The Gift of Freedom

A few weekends ago, while exploring the countryside in Pennsylvania, my parents and I stumbled upon an old log church. As I wandered around the cemetery (not something I typically do!) I was amazed by what I found, including gravestones that commemorated several men that had served in the Revolutionary War!

In fact, this modest cemetery in Bedford County, PA, had gravestones for men who had served in every military conflict from the Revolutionary War to the present day.

I was humbled by the hundreds of years of service, and at least one life that was lost in action, from this small community.

We’ve seen a lot of strife this year. But on this Veteran’s Day, I hope every American can pause in gratitude for all those who have gone before us and served to protect and defend our country and our freedom.

It may be an overused saying but that’s because it’s true—freedom isn’t free, and so many have served to allow the rest of us to live the life we choose, to worship the way we want, and to pursue happiness as we see fit. We can make all the typical disclaimers about how America isn’t perfect (of course it’s not!), and we have so many problems (we do and we should seek cultural and policy solutions), but we as Americans are privileged and blessed with a measure of freedom (and prosperity) that the vast majority of the human race has never experienced.

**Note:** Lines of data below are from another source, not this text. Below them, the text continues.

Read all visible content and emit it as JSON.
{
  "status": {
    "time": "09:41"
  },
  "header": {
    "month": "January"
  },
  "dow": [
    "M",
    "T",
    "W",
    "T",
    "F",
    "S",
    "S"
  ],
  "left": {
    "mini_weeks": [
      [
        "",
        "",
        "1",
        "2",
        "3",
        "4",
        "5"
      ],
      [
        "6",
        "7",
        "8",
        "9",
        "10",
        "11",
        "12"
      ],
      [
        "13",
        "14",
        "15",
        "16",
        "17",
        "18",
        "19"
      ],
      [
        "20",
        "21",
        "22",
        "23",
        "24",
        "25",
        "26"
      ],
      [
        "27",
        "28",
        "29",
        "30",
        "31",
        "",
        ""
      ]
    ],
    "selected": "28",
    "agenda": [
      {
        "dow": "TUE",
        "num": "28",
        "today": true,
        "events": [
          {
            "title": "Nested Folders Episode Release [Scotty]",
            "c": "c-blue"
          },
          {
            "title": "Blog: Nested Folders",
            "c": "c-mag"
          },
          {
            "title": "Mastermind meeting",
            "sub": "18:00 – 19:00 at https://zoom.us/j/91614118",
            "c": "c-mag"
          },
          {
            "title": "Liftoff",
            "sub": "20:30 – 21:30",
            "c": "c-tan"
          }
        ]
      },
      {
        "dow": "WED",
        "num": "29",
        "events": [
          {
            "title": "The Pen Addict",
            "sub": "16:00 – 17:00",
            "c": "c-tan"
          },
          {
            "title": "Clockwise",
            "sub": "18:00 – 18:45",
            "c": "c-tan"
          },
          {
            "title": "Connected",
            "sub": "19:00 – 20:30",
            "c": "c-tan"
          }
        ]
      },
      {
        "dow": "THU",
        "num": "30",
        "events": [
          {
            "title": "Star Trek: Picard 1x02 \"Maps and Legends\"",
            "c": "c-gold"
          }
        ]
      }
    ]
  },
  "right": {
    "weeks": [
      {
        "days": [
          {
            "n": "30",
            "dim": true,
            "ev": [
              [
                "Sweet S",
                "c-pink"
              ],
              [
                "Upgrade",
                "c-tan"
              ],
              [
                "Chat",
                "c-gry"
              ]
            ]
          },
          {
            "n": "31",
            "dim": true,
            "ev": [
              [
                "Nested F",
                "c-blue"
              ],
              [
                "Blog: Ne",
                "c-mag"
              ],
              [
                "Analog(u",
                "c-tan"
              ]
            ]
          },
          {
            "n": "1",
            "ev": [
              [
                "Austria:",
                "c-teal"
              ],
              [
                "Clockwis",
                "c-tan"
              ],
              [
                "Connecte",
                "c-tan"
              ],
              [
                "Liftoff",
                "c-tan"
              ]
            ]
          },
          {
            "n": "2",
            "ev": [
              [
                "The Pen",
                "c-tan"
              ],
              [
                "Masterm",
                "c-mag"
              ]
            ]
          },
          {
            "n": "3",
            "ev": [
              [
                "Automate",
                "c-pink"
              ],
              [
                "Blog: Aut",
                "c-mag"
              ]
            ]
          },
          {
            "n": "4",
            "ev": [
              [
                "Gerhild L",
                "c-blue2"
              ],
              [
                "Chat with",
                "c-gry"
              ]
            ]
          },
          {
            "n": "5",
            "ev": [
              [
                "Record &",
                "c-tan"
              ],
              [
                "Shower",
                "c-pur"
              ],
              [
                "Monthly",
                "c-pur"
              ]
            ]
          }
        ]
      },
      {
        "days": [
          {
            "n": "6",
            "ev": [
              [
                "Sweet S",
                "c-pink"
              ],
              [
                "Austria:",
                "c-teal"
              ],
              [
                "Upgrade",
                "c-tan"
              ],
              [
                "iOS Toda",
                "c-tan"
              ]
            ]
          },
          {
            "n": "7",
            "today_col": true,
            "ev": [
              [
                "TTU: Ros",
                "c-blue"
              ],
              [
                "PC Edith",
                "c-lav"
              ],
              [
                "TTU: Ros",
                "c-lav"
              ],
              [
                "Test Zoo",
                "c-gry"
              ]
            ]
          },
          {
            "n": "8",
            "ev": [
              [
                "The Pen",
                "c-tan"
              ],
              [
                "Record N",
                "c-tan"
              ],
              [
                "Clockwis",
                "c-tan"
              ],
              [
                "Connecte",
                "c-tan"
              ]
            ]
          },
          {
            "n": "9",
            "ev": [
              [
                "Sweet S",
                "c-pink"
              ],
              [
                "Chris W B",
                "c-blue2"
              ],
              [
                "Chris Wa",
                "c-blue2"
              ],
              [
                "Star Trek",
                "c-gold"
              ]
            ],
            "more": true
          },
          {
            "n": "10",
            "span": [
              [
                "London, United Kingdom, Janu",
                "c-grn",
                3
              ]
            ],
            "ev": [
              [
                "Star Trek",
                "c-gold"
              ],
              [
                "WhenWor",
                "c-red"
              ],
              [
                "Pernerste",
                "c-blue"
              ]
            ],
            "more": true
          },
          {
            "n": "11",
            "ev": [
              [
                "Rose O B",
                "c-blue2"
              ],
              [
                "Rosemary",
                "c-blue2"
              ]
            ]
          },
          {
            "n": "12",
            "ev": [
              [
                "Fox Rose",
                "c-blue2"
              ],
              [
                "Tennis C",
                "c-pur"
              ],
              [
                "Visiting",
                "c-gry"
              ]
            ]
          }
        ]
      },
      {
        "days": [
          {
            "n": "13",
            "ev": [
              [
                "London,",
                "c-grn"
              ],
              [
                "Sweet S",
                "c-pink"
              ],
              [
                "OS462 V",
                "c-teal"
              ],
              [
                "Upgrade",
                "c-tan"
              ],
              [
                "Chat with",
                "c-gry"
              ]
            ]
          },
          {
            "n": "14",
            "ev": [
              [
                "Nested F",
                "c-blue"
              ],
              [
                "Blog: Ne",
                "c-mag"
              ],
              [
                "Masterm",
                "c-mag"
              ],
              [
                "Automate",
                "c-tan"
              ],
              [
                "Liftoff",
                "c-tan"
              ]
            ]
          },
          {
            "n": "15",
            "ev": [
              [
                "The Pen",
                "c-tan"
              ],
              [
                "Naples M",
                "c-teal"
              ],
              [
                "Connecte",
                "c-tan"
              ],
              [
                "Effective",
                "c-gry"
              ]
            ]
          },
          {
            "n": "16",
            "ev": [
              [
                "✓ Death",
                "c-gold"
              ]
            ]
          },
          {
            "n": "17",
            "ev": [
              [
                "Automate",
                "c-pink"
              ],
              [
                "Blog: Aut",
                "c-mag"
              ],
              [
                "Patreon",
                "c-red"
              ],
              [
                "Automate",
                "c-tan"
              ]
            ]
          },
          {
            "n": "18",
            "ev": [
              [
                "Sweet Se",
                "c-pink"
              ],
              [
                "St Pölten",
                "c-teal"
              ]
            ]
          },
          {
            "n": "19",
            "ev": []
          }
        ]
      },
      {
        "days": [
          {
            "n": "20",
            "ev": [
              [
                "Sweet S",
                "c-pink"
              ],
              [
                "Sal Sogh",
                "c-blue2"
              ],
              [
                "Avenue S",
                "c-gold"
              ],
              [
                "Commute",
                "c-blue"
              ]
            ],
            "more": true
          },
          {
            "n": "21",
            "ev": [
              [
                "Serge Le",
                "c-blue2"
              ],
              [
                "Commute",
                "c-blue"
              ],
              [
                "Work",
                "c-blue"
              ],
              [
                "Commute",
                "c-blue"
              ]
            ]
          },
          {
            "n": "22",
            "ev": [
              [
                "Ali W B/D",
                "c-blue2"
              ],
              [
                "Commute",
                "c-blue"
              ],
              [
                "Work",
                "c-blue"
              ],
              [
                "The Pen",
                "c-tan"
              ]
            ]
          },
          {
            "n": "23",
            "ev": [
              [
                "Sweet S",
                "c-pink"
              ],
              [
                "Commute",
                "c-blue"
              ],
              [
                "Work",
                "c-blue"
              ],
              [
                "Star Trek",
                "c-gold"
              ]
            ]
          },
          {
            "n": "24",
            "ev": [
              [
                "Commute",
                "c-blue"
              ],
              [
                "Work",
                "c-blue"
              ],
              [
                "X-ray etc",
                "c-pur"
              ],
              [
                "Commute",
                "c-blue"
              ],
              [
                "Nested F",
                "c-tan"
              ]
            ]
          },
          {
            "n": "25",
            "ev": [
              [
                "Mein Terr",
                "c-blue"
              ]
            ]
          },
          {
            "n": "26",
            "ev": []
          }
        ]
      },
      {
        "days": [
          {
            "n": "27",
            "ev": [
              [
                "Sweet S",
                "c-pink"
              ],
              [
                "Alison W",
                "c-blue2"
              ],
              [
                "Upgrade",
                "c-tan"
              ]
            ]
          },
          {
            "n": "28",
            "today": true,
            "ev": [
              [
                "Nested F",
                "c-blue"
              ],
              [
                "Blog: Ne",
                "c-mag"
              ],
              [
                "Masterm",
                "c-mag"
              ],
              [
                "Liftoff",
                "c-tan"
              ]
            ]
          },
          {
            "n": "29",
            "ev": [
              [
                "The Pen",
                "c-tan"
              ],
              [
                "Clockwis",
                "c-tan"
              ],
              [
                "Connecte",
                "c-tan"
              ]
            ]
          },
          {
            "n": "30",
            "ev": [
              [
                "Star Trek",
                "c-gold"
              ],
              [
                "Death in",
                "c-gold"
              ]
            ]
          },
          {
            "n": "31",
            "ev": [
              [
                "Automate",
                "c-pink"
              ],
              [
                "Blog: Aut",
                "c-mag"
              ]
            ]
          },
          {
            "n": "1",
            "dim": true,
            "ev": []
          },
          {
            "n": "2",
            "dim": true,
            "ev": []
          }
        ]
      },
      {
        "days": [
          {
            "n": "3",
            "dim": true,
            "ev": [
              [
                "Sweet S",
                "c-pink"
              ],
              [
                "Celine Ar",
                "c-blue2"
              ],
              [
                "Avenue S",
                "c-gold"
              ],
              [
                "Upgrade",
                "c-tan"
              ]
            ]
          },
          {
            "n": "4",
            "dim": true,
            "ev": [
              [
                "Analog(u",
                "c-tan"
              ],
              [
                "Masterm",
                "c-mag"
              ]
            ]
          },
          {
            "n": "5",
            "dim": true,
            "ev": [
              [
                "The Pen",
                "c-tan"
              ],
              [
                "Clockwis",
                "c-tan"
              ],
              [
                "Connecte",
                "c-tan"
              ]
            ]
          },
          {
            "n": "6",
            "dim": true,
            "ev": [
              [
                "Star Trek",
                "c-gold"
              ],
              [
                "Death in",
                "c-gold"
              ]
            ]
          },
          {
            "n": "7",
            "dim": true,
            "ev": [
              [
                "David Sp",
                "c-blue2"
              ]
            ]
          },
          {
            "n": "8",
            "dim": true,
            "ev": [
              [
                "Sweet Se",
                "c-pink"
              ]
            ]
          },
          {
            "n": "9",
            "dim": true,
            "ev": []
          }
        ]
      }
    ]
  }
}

I offer my thanks and gratitude to the servicemen of Bedford County—and all who have served, including my family members—thank you! You inspire me to cherish my freedom and work towards an America that ensures rights and opportunities for all people.

Post Script

Freedom is incredibly important, but it isn’t everything. For the Christian, it is an incredible blessing to live in a land of religious liberty, but our citizenship ultimately resides in heaven.

A few other gravestones at the old log church inspired me on this note. Seeing the witness of believers who were born nearly 200 years before me, and lived in a vastly different world than I know and yet clung to the same promises from God’s word that I do, was very moving.

“Many are the afflictions of the righteous, but the Lord delivereth him out of them all.”

“Preserve me O God, for in thee do I put my trust.”

And a final one to share: this young man, who seemingly lost his life while serving in the Army during the Civil War, was buried by his parents with this epitaph:

“Here lies, with the hope of a joyful resurrection, the mortal remains of …”

Eternity with Christ, the resurrection of the body, and life in the new Kingdom is the blessed hope for every believer. That is a truth that will truly set one free.


The Work Ahead of Us

I love the natural beauty of this country.

My slice of the world, off the Chesapeake Bay, is a sanctuary of peace and serenity for me (and my dogs!).

Bush River, Maryland

There are so many beautiful natural wonders across this nation. Just visit a national park, one of our greatest treasures, and you’ll see!

Zion National Park, Utah

While we’ve been living through a very hard year, and having just commemorated Independence Day, I’ve been reflecting on America’s greatest treasure—our Constitution and the revolutionary foundation of the Declaration of Independence, that every person is created equal.

It is a profound tragedy that we have not always lived up to that founding ideal, most notably with slavery and the ensuing treatment of black Americans. Women have had to fight for the right to vote, as we marked the 100th anniversary of the 19th Amendment earlier this year. And the cause to which I have devoted many years, ending the dehumanization of the preborn child, and the mass slaughter by abortion that has snuffed out the lives of over 60 million American babies before they have even had a chance to take breath. These are only a few examples.

And yet, it’s important to see our current day through the eyes of both a historian, and a theologian. America, sins and all, has been the most revolutionary nation on earth. Prior to 1776, nation-states were comprised of subjects not citizens and most claimed a divine right to their sovereigns. And even today, in some of the most powerful nations, the freedom of individuals is sharply curtailed. This is obviously just a very broad brush stroke of history (a longer analysis HERE), as I attempt to simply point out that the ideal that “all men are created equal, that they are endowed by their Creator with certain unalienable Rights, that among these are Life, Liberty and the pursuit of Happiness” is truly astounding, especially when you view it in its historical context.

As Americans living in the 21st century, we should absolutely continue to work towards securing those founding ideals of the right to life and liberty, and the guarantees of our Constitution, for every man, woman, and child. And as Christians we have an even higher calling to live obediently to God first and foremost, and to love our neighbors. I like how author and philosopher James K.A. Smith puts it in his book, How We Love: “Our engagement with God’s world is not about running the show or winning a culture war. We are called to be witnesses, not necessarily winners.”

From a theological perspective, until Christ returns, there will always be trials and tribulations in this world as a result of sin. There will always be discord among men and women, within and among nations. We can’t achieve utopia; we must be prudent and realistic. However, God does teach us about seeking “the welfare of the city,” about pursuing justice, mercy, and righteousness, about caring for the poor, orphans, and widows. One day, in the new Kingdom, all will be made right.

Until then, we have our work ahead of us. And I, for one, will continue to criss-cross America the beautiful to find restoration and strength for this journey from the natural and healing power of creation!

Multnomah Falls, Oregon